The initialisation process is computationally expensive so we use caching to improve performance. Once a regridder has been initialised, it can be used on any Cube which has been defined on the same Mesh (or on the same grid in the case of GridToMeshESMFRegridder). Since calling a regridder is usually a lot faster than initialising, reusing regridders can save a lot of time. We can demonstrate the reuse of the previously initialised regridder:

Support also exists for saving and loading previously initialised regridders - esmf_regrid.experimental.io.save_regridder() and load_regridder() - so that they can be re-used by future scripts.

Equality#

♻️ Unchanged

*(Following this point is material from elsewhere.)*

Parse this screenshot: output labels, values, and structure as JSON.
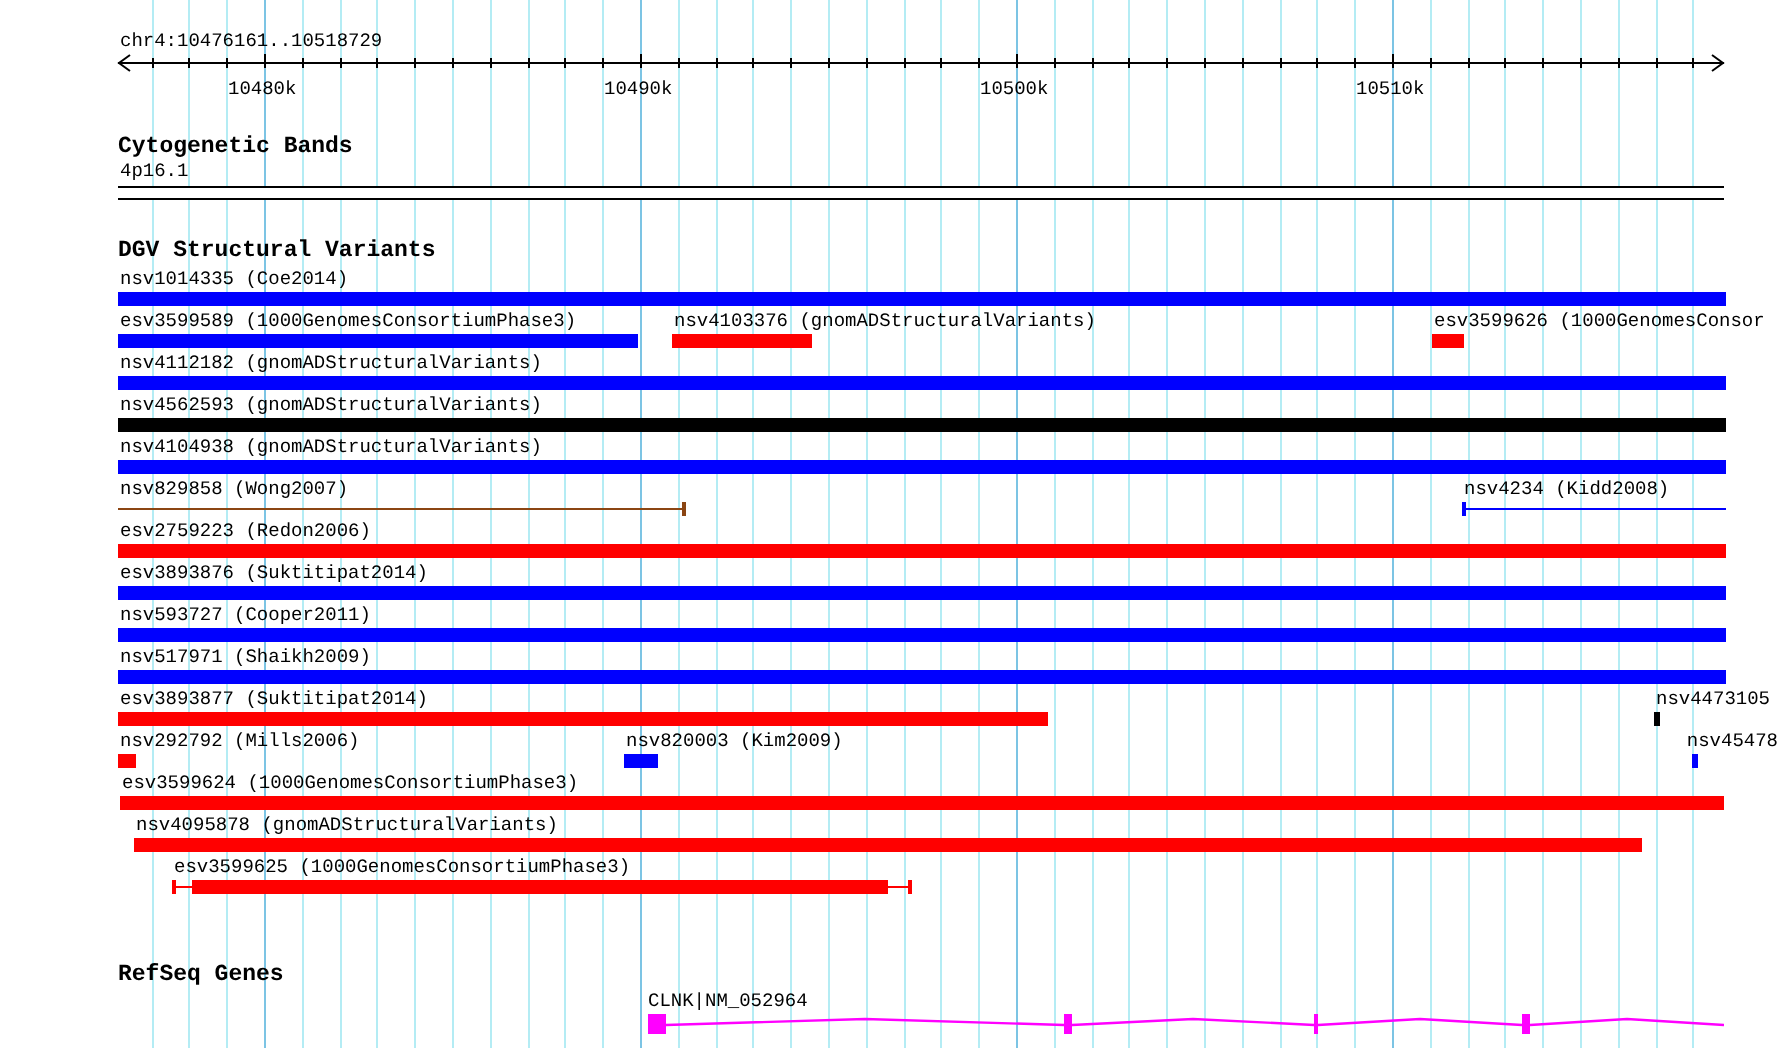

Mesh comparison is supported, and comparing two ‘Mesh-Cubes’ will include a comparison of the respective Meshes, with no extra action needed by the user.

Note

Keep an eye on memory demand when comparing large Meshes, but note that Meshequality is enabled for lazy processing (Real and Lazy Data), so if the Meshes being compared are lazy the process will use less memory than their total size.

Combining Cubes#

🚧 Support Pending

Merging or concatenating Cubes (described in Merge and Concatenate) with two different Meshes is not possible - a Cube must be associated with just a single Mesh, and merge/concatenate are not yet capable of combining multiple Meshes into one.

Cubes that include MeshCoords can still be merged/concatenated on dimensions other than the mesh_dim(), since such Cubes will by definition share the same Mesh.

See also

You may wish to investigate iris.experimental.ugrid.recombine_submeshes(), which can be used for a very specific type of Mesh combination not detailed here.

Arithmetic#

♻️ Unchanged

Cube Arithmetic (described in Cube Maths) has been extended to handle Cubes that include MeshCoords, and hence have a cube.mesh.

Cubes with meshes can be combined in arithmetic operations like “ordinary” cubes. They can combine with other cubes without that mesh (and its dimension); or with a matching mesh, which may be on a different dimension. Arithmetic can also be performed between a cube with a mesh and a mesh coordinate with a matching mesh.

In all cases, the result will have the same mesh as the input cubes.

Meshes only match if they are fully equal – i.e. they contain all the same coordinates and connectivities, with identical names, units, attributes and data content.